HFpEF vs. HFrEF

Ejection fraction is an important measurement in the diagnosis and surveillance of HF.

However, it is possible for patients with normal ejection fraction to have HF, and this form of the disease, HF with preserved ejection fraction, or HFpEF, is becoming increasingly prevalent. Also known as diastolic HF, this form of HF is related to aging.

Moreover, women are disproportionately affected by HFpEF, outnumbering men 2:1. In HFpEF, the muscles of the heart contract normally and the heart may seem to pump a normal proportion of the blood that enters it. However, heart muscle thickening may cause the ventricle to hold an abnormally small volume of blood.

Therefore, although the heart’s output may still appear to be in the normal range, its limited capacity is inadequate to meet the body’s requirements.

In HF with reduced ejection fraction (HFrEF), also known as systolic HF, the heart muscle is not able to contract adequately and, therefore, expels less oxygen-rich blood into the body. Patients with this form of the disease will have lower-than-normal left ventricular ejection fraction on an echocardiogram.

An LVEF of 50% to 75% indicates a normal pumping ability, whereas a range of 36% to 49% is considered below normal, and 35% or lower is considered low pumping ability. Fatigue and shortness of breath are common symptoms of both HFpEF and HFrEF.

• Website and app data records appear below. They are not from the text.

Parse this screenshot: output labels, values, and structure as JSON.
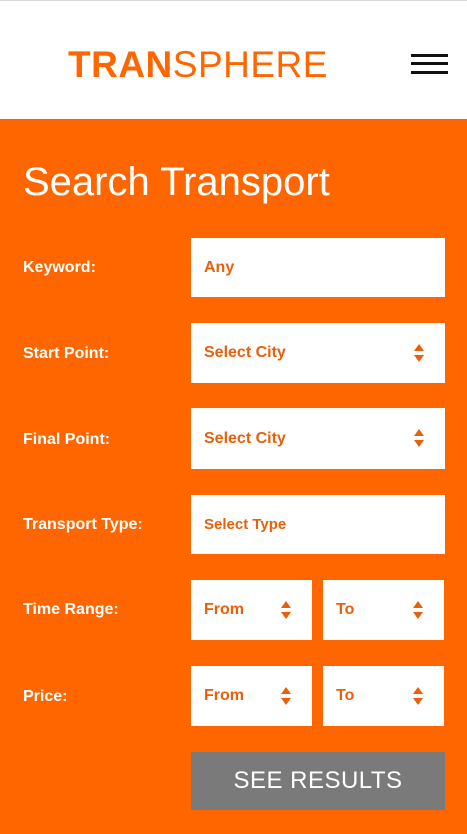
{
  "header": {
    "logo_bold": "TRAN",
    "logo_thin": "SPHERE",
    "brand_color": "#ff6600",
    "menu_icon": "hamburger-menu-icon"
  },
  "search": {
    "title": "Search Transport",
    "keyword": {
      "label": "Keyword:",
      "value": "Any"
    },
    "start_point": {
      "label": "Start Point:",
      "value": "Select City"
    },
    "final_point": {
      "label": "Final Point:",
      "value": "Select City"
    },
    "transport_type": {
      "label": "Transport Type:",
      "value": "Select Type"
    },
    "time_range": {
      "label": "Time Range:",
      "from": "From",
      "to": "To"
    },
    "price": {
      "label": "Price:",
      "from": "From",
      "to": "To"
    },
    "submit_label": "SEE RESULTS",
    "panel_color": "#ff6600",
    "button_color": "#7a7a7a"
  }
}
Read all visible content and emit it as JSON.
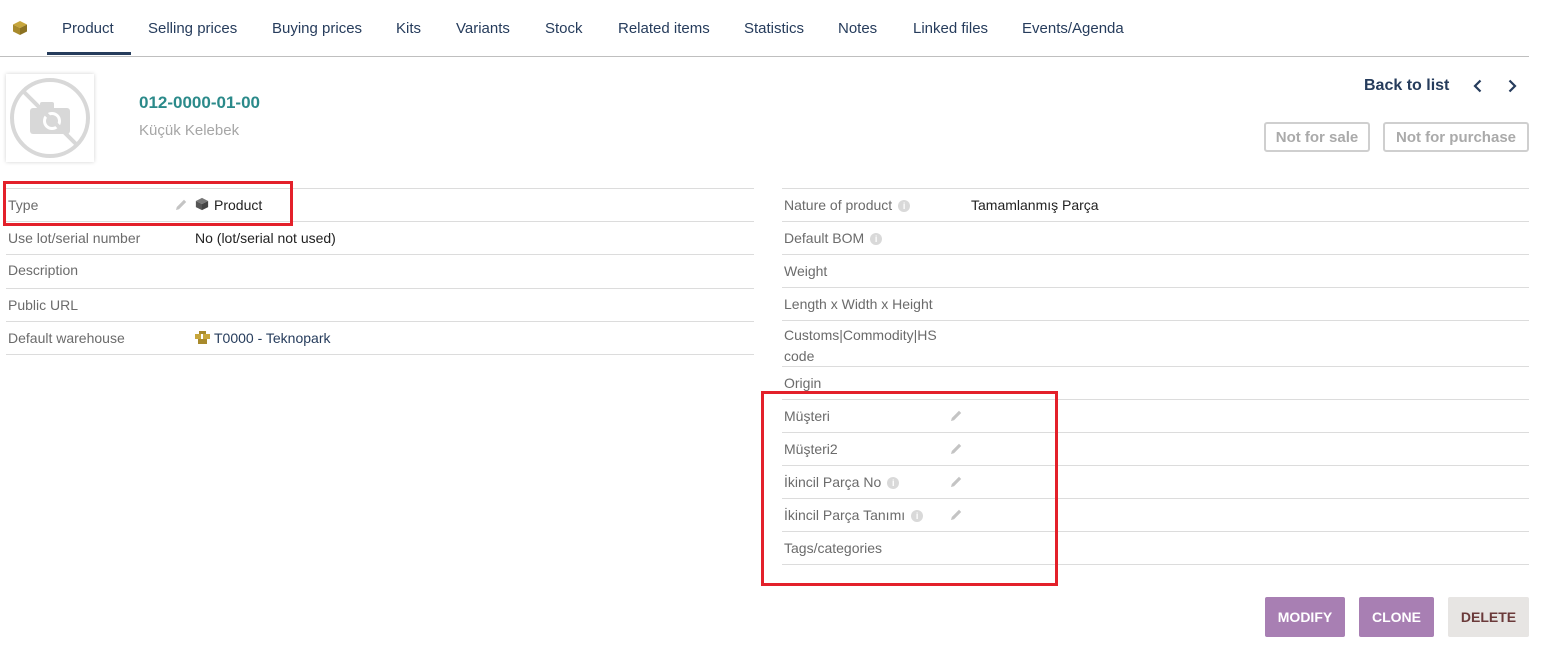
{
  "tabs": [
    "Product",
    "Selling prices",
    "Buying prices",
    "Kits",
    "Variants",
    "Stock",
    "Related items",
    "Statistics",
    "Notes",
    "Linked files",
    "Events/Agenda"
  ],
  "header": {
    "ref": "012-0000-01-00",
    "label": "Küçük Kelebek",
    "back_to_list": "Back to list",
    "status_sale": "Not for sale",
    "status_purchase": "Not for purchase"
  },
  "left_fields": [
    {
      "label": "Type",
      "value": "Product"
    },
    {
      "label": "Use lot/serial number",
      "value": "No (lot/serial not used)"
    },
    {
      "label": "Description",
      "value": ""
    },
    {
      "label": "Public URL",
      "value": ""
    },
    {
      "label": "Default warehouse",
      "value": "T0000 - Teknopark"
    }
  ],
  "right_fields": [
    {
      "label": "Nature of product",
      "value": "Tamamlanmış Parça"
    },
    {
      "label": "Default BOM",
      "value": ""
    },
    {
      "label": "Weight",
      "value": ""
    },
    {
      "label": "Length x Width x Height",
      "value": ""
    },
    {
      "label": "Customs|Commodity|HS code",
      "value": ""
    },
    {
      "label": "Origin",
      "value": ""
    },
    {
      "label": "Müşteri",
      "value": ""
    },
    {
      "label": "Müşteri2",
      "value": ""
    },
    {
      "label": "İkincil Parça No",
      "value": ""
    },
    {
      "label": "İkincil Parça Tanımı",
      "value": ""
    },
    {
      "label": "Tags/categories",
      "value": ""
    }
  ],
  "actions": {
    "modify": "MODIFY",
    "clone": "CLONE",
    "delete": "DELETE"
  },
  "colors": {
    "accent": "#263c5c",
    "ref": "#2b8a8a",
    "highlight": "#e3202a",
    "button_purple": "#a87fb3"
  }
}
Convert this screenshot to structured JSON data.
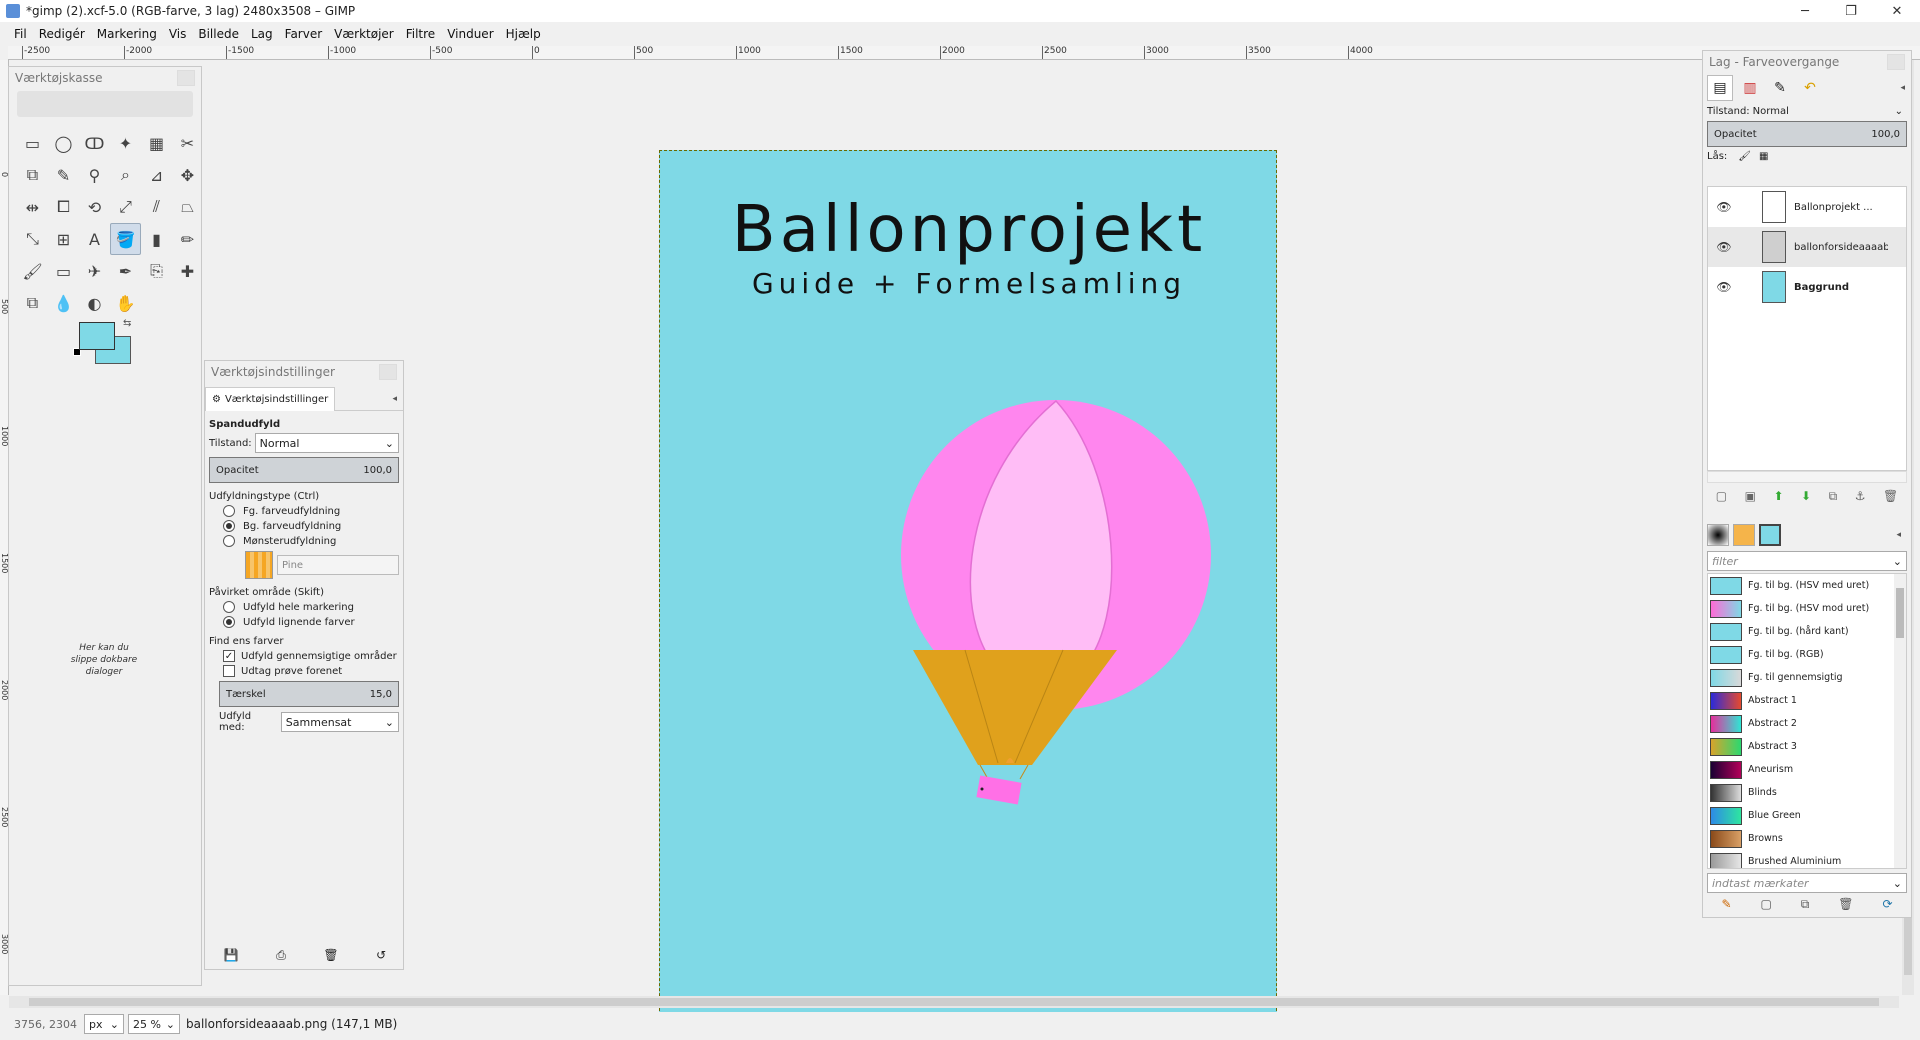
{
  "window": {
    "title": "*gimp (2).xcf-5.0 (RGB-farve, 3 lag) 2480x3508 – GIMP",
    "controls": [
      "─",
      "❐",
      "✕"
    ]
  },
  "menu": [
    "Fil",
    "Redigér",
    "Markering",
    "Vis",
    "Billede",
    "Lag",
    "Farver",
    "Værktøjer",
    "Filtre",
    "Vinduer",
    "Hjælp"
  ],
  "ruler": {
    "h_labels": [
      "-2500",
      "-2000",
      "-1500",
      "-1000",
      "-500",
      "0",
      "500",
      "1000",
      "1500",
      "2000",
      "2500",
      "3000",
      "3500",
      "4000"
    ],
    "v_labels": [
      "0",
      "500",
      "1000",
      "1500",
      "2000",
      "2500",
      "3000"
    ]
  },
  "canvas": {
    "title": "Ballonprojekt",
    "subtitle": "Guide + Formelsamling",
    "background_color": "#7fd9e6"
  },
  "toolbox": {
    "title": "Værktøjskasse",
    "dock_hint": "Her kan du slippe dokbare dialoger",
    "tools": [
      "rect-select-icon",
      "ellipse-select-icon",
      "lasso-icon",
      "fuzzy-select-icon",
      "color-select-icon",
      "scissors-icon",
      "foreground-select-icon",
      "paths-icon",
      "color-picker-icon",
      "zoom-icon",
      "measure-icon",
      "move-icon",
      "align-icon",
      "crop-icon",
      "rotate-icon",
      "scale-icon",
      "shear-icon",
      "perspective-icon",
      "transform-icon",
      "cage-icon",
      "text-icon",
      "bucket-fill-icon",
      "blend-icon",
      "pencil-icon",
      "paintbrush-icon",
      "eraser-icon",
      "airbrush-icon",
      "ink-icon",
      "clone-icon",
      "heal-icon",
      "perspective-clone-icon",
      "blur-icon",
      "dodge-icon",
      "smudge-icon"
    ],
    "tool_glyphs": [
      "▭",
      "◯",
      "ↀ",
      "✦",
      "▦",
      "✂",
      "⧉",
      "✎",
      "⚲",
      "⌕",
      "⊿",
      "✥",
      "⇹",
      "⧠",
      "⟲",
      "⤢",
      "⫽",
      "⏢",
      "⤡",
      "⊞",
      "A",
      "🪣",
      "▮",
      "✏",
      "🖌",
      "▭",
      "✈",
      "✒",
      "⎘",
      "✚",
      "⧉",
      "💧",
      "◐",
      "✋"
    ],
    "fg_color": "#7fd9e6",
    "bg_color": "#7fd9e6"
  },
  "tool_options": {
    "panel_title": "Værktøjsindstillinger",
    "tab_label": "Værktøjsindstillinger",
    "tool_name": "Spandudfyld",
    "mode_label": "Tilstand:",
    "mode_value": "Normal",
    "opacity_label": "Opacitet",
    "opacity_value": "100,0",
    "fill_type_label": "Udfyldningstype  (Ctrl)",
    "fill_types": [
      "Fg. farveudfyldning",
      "Bg. farveudfyldning",
      "Mønsterudfyldning"
    ],
    "fill_type_selected": 1,
    "pattern_name": "Pine",
    "affected_label": "Påvirket område  (Skift)",
    "affected": [
      "Udfyld hele markering",
      "Udfyld lignende farver"
    ],
    "affected_selected": 1,
    "find_label": "Find ens farver",
    "checks": [
      {
        "label": "Udfyld gennemsigtige områder",
        "checked": true
      },
      {
        "label": "Udtag prøve forenet",
        "checked": false
      }
    ],
    "threshold_label": "Tærskel",
    "threshold_value": "15,0",
    "fill_with_label": "Udfyld med:",
    "fill_with_value": "Sammensat",
    "footer_icons": [
      "save-options-icon",
      "restore-options-icon",
      "delete-options-icon",
      "reset-options-icon"
    ]
  },
  "layers": {
    "panel_title": "Lag - Farveovergange",
    "mode_label": "Tilstand:",
    "mode_value": "Normal",
    "opacity_label": "Opacitet",
    "opacity_value": "100,0",
    "lock_label": "Lås:",
    "items": [
      {
        "name": "Ballonprojekt ...",
        "thumb_color": "#ffffff",
        "bold": false
      },
      {
        "name": "ballonforsideaaaab.pn",
        "thumb_color": "#cfcfcf",
        "bold": false
      },
      {
        "name": "Baggrund",
        "thumb_color": "#7fd9e6",
        "bold": true
      }
    ]
  },
  "gradients": {
    "filter_placeholder": "filter",
    "tags_placeholder": "indtast mærkater",
    "items": [
      {
        "name": "Fg. til bg. (HSV med uret)",
        "c1": "#7fd9e6",
        "c2": "#7fd9e6"
      },
      {
        "name": "Fg. til bg. (HSV mod uret)",
        "c1": "#ff6bd6",
        "c2": "#7fd9e6"
      },
      {
        "name": "Fg. til bg. (hård kant)",
        "c1": "#7fd9e6",
        "c2": "#7fd9e6"
      },
      {
        "name": "Fg. til bg. (RGB)",
        "c1": "#7fd9e6",
        "c2": "#7fd9e6"
      },
      {
        "name": "Fg. til gennemsigtig",
        "c1": "#7fd9e6",
        "c2": "#d9d9d9"
      },
      {
        "name": "Abstract 1",
        "c1": "#2b2bd9",
        "c2": "#e64a2e"
      },
      {
        "name": "Abstract 2",
        "c1": "#e62e9c",
        "c2": "#2ee6d4"
      },
      {
        "name": "Abstract 3",
        "c1": "#d9a32b",
        "c2": "#2bd970"
      },
      {
        "name": "Aneurism",
        "c1": "#1a0033",
        "c2": "#b30059"
      },
      {
        "name": "Blinds",
        "c1": "#333333",
        "c2": "#dddddd"
      },
      {
        "name": "Blue Green",
        "c1": "#2e8ae6",
        "c2": "#2ee6a0"
      },
      {
        "name": "Browns",
        "c1": "#8a4a1a",
        "c2": "#d9a066"
      },
      {
        "name": "Brushed Aluminium",
        "c1": "#9a9a9a",
        "c2": "#e6e6e6"
      }
    ]
  },
  "status": {
    "coords": "3756, 2304",
    "unit": "px",
    "zoom": "25 %",
    "message": "ballonforsideaaaab.png (147,1 MB)"
  }
}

Patients with HFrEF can take steps to manage their low ejection fraction, notably by limiting salt consumption, managing fluid intake and exercising regularly. Those whose HFrEF becomes severe or unmanageable may benefit from an implantable cardioverter defibrillator, which regulates heart rhythm.

For patients with HFpEF, there is not yet an optimal treatment modality. Recent studies have suggested some utility for aldosterone agonists and metalloproteinase inhibitors. However, additional research is warranted to find future treatments for HFpEF.

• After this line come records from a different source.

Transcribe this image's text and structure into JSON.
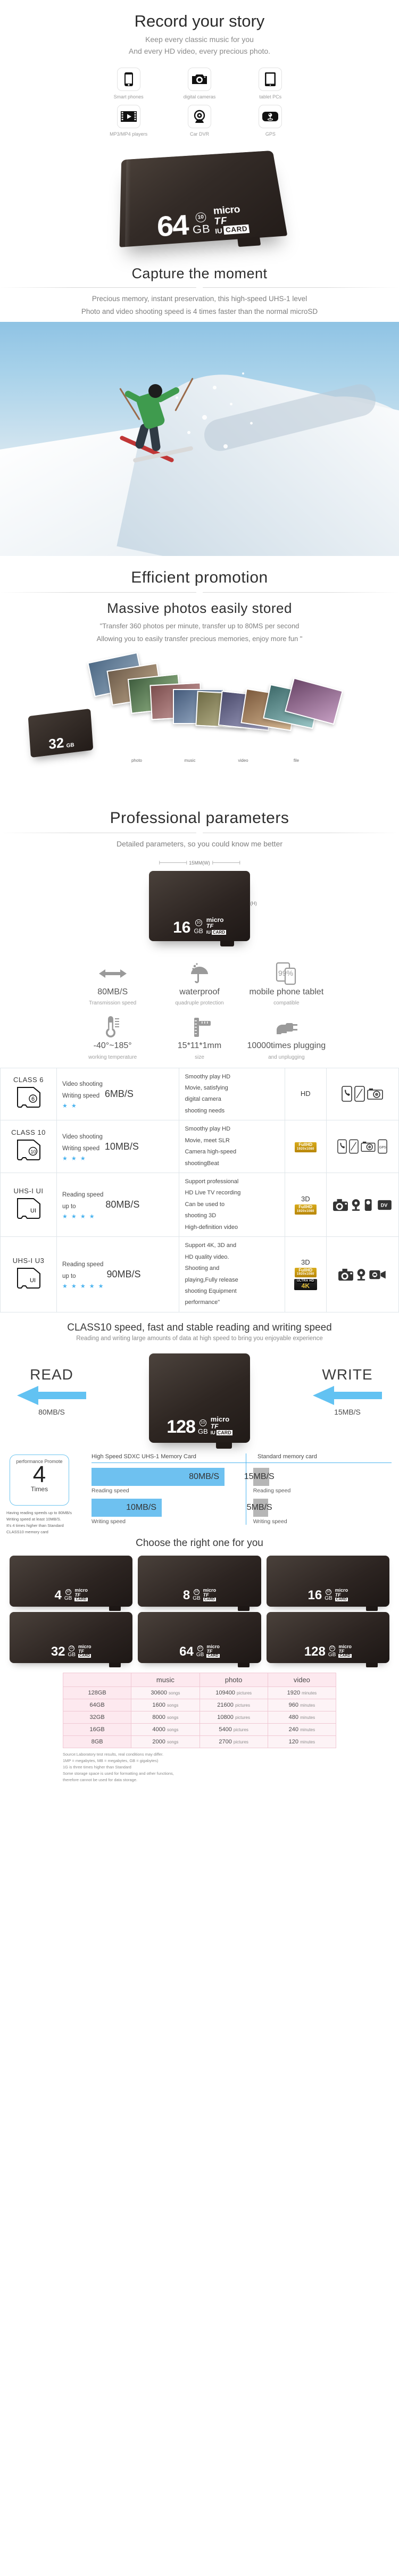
{
  "hero": {
    "title": "Record your story",
    "line1": "Keep every classic music for you",
    "line2": "And every HD video, every precious photo.",
    "devices": [
      {
        "label": "Smart phones",
        "icon": "smartphone-icon"
      },
      {
        "label": "digital cameras",
        "icon": "camera-icon"
      },
      {
        "label": "tablet PCs",
        "icon": "tablet-icon"
      },
      {
        "label": "MP3/MP4 players",
        "icon": "media-player-icon"
      },
      {
        "label": "Car DVR",
        "icon": "dashcam-icon"
      },
      {
        "label": "GPS",
        "icon": "gps-icon"
      }
    ]
  },
  "hero_card": {
    "capacity": "64",
    "gb": "GB",
    "class": "10",
    "micro": "micro",
    "tf": "TF",
    "u1": "IU",
    "card": "CARD"
  },
  "capture": {
    "title": "Capture the moment",
    "line1": "Precious memory, instant preservation, this high-speed UHS-1 level",
    "line2": "Photo and video shooting speed is 4 times faster than the normal microSD"
  },
  "efficient": {
    "title": "Efficient promotion",
    "subtitle": "Massive photos easily stored",
    "line1": "\"Transfer 360 photos per minute, transfer up to 80MS per second",
    "line2": "Allowing you to easily transfer precious memories, enjoy more fun \"",
    "card_capacity": "32",
    "card_gb": "GB",
    "thumb_labels": [
      "photo",
      "music",
      "video",
      "file"
    ]
  },
  "professional": {
    "title": "Professional parameters",
    "subtitle": "Detailed parameters, so you could know me better",
    "dim_width": "15MM(W)",
    "dim_height": "11MM(H)",
    "card_capacity": "16",
    "card_gb": "GB",
    "features": [
      {
        "value": "80MB/S",
        "caption": "Transmission speed",
        "icon": "double-arrow-icon"
      },
      {
        "value": "waterproof",
        "caption": "quadruple protection",
        "icon": "umbrella-icon"
      },
      {
        "value": "mobile phone tablet",
        "caption": "compatible",
        "icon": "phone-tablet-icon"
      },
      {
        "value": "-40°~185°",
        "caption": "working temperature",
        "icon": "thermometer-icon"
      },
      {
        "value": "15*11*1mm",
        "caption": "size",
        "icon": "ruler-icon"
      },
      {
        "value": "10000times plugging",
        "caption": "and unplugging",
        "icon": "plug-icon"
      }
    ]
  },
  "class_table": {
    "rows": [
      {
        "class": "CLASS  6",
        "chip": "6",
        "labels": [
          "Video shooting",
          "Writing speed"
        ],
        "stars": 2,
        "speed": "6MB/S",
        "desc": [
          "Smoothy play HD",
          "Movie, satisfying",
          "digital camera",
          "shooting needs"
        ],
        "quality": "HD",
        "badges": [],
        "devices": [
          "phone-icon",
          "smartphone-icon",
          "camera-icon"
        ]
      },
      {
        "class": "CLASS 10",
        "chip": "10",
        "labels": [
          "Video shooting",
          "Writing speed"
        ],
        "stars": 3,
        "speed": "10MB/S",
        "desc": [
          "Smoothy play HD",
          "Movie, meet SLR",
          "Camera high-speed",
          "shootingBeat"
        ],
        "quality": "",
        "badges": [
          "fullhd"
        ],
        "devices": [
          "phone-icon",
          "smartphone-icon",
          "camera-icon",
          "gps-icon"
        ]
      },
      {
        "class": "UHS-I  UI",
        "chip": "UI",
        "labels": [
          "Reading speed",
          "up to"
        ],
        "stars": 4,
        "speed": "80MB/S",
        "desc": [
          "Support professional",
          "HD Live TV recording",
          "Can be used to",
          "shooting 3D",
          "High-definition video"
        ],
        "quality": "3D",
        "badges": [
          "fullhd"
        ],
        "devices": [
          "dslr-icon",
          "webcam-icon",
          "camcorder-icon",
          "dv-icon"
        ]
      },
      {
        "class": "UHS-I  U3",
        "chip": "UI",
        "labels": [
          "Reading speed",
          "up to"
        ],
        "stars": 5,
        "speed": "90MB/S",
        "desc": [
          "Support 4K, 3D and",
          "HD quality video.",
          "Shooting and",
          "playing,Fully release",
          "shooting Equipment",
          "performance\""
        ],
        "quality": "3D",
        "badges": [
          "fullhd",
          "4k"
        ],
        "devices": [
          "dslr-icon",
          "webcam-icon",
          "video-camera-icon"
        ]
      }
    ],
    "badge_fullhd": "FullHD",
    "badge_fullhd_sub": "1920x1080",
    "badge_4k": "4K",
    "badge_4k_sub": "ULTRA HD"
  },
  "readwrite": {
    "title": "CLASS10 speed, fast and stable reading and writing speed",
    "subtitle": "Reading and writing large amounts of data at high speed to bring you enjoyable experience",
    "read_label": "READ",
    "read_speed": "80MB/S",
    "write_label": "WRITE",
    "write_speed": "15MB/S",
    "card_capacity": "128",
    "card_gb": "GB"
  },
  "performance": {
    "box_title": "performance Promote",
    "box_number": "4",
    "box_times": "Times",
    "note": [
      "Having reading speeds up to 80MB/s",
      "Writing speed at least 10MB/S.",
      "It's 4 times higher than Standard",
      "CLASS10 memory card"
    ],
    "col_left_head": "High Speed SDXC UHS-1 Memory Card",
    "col_right_head": "Standard memory card",
    "left_read_value": "80MB/S",
    "left_read_caption": "Reading speed",
    "left_write_value": "10MB/S",
    "left_write_caption": "Writing speed",
    "right_read_value": "15MB/S",
    "right_read_caption": "Reading speed",
    "right_write_value": "5MB/S",
    "right_write_caption": "Writing speed"
  },
  "choose": {
    "title": "Choose the right one for you",
    "cards": [
      {
        "capacity": "4",
        "gb": "GB"
      },
      {
        "capacity": "8",
        "gb": "GB"
      },
      {
        "capacity": "16",
        "gb": "GB"
      },
      {
        "capacity": "32",
        "gb": "GB"
      },
      {
        "capacity": "64",
        "gb": "GB"
      },
      {
        "capacity": "128",
        "gb": "GB"
      }
    ]
  },
  "chart_data": {
    "type": "table",
    "title": "",
    "columns": [
      "",
      "music",
      "photo",
      "video"
    ],
    "rows": [
      {
        "capacity": "128GB",
        "music": "30600",
        "music_unit": "songs",
        "photo": "109400",
        "photo_unit": "pictures",
        "video": "1920",
        "video_unit": "minutes"
      },
      {
        "capacity": "64GB",
        "music": "1600",
        "music_unit": "songs",
        "photo": "21600",
        "photo_unit": "pictures",
        "video": "960",
        "video_unit": "minutes"
      },
      {
        "capacity": "32GB",
        "music": "8000",
        "music_unit": "songs",
        "photo": "10800",
        "photo_unit": "pictures",
        "video": "480",
        "video_unit": "minutes"
      },
      {
        "capacity": "16GB",
        "music": "4000",
        "music_unit": "songs",
        "photo": "5400",
        "photo_unit": "pictures",
        "video": "240",
        "video_unit": "minutes"
      },
      {
        "capacity": "8GB",
        "music": "2000",
        "music_unit": "songs",
        "photo": "2700",
        "photo_unit": "pictures",
        "video": "120",
        "video_unit": "minutes"
      }
    ],
    "footnote": [
      "Source:Laboratory test results, real conditions may differ.",
      "1MP = megabytes, MB = megabytes, GB = gigabytes)",
      "1G is three times higher than Standard",
      "Some storage space is used for formatting and other functions,",
      "therefore cannot be used for data storage."
    ]
  }
}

Ejection fraction is an important measurement in the diagnosis and surveillance of HF.

However, it is possible for patients with normal ejection fraction to have HF, and this form of the disease, HF with preserved ejection fraction, or HFpEF, is becoming increasingly prevalent. Also known as diastolic HF, this form of HF is related to aging.

Moreover, women are disproportionately affected by HFpEF, outnumbering men 2:1. In HFpEF, the muscles of the heart contract normally and the heart may seem to pump a normal proportion of the blood that enters it. However, heart muscle thickening may cause the ventricle to hold an abnormally small volume of blood.

Therefore, although the heart’s output may still appear to be in the normal range, its limited capacity is inadequate to meet the body’s requirements.

In HF with reduced ejection fraction (HFrEF), also known as systolic HF, the heart muscle is not able to contract adequately and, therefore, expels less oxygen-rich blood into the body. Patients with this form of the disease will have lower-than-normal left ventricular ejection fraction on an echocardiogram.

An LVEF of 50% to 75% indicates a normal pumping ability, whereas a range of 36% to 49% is considered below normal, and 35% or lower is considered low pumping ability. Fatigue and shortness of breath are common symptoms of both HFpEF and HFrEF.

Patients with HFrEF can take steps to manage their low ejection fraction, notably by limiting salt consumption, managing fluid intake and exercising regularly. Those whose HFrEF becomes severe or unmanageable may benefit from an implantable cardioverter defibrillator, which regulates heart rhythm.

For patients with HFpEF, there is not yet an optimal treatment modality. Recent studies have suggested some utility for aldosterone agonists and metalloproteinase inhibitors. However, additional research is warranted to find future treatments for HFpEF.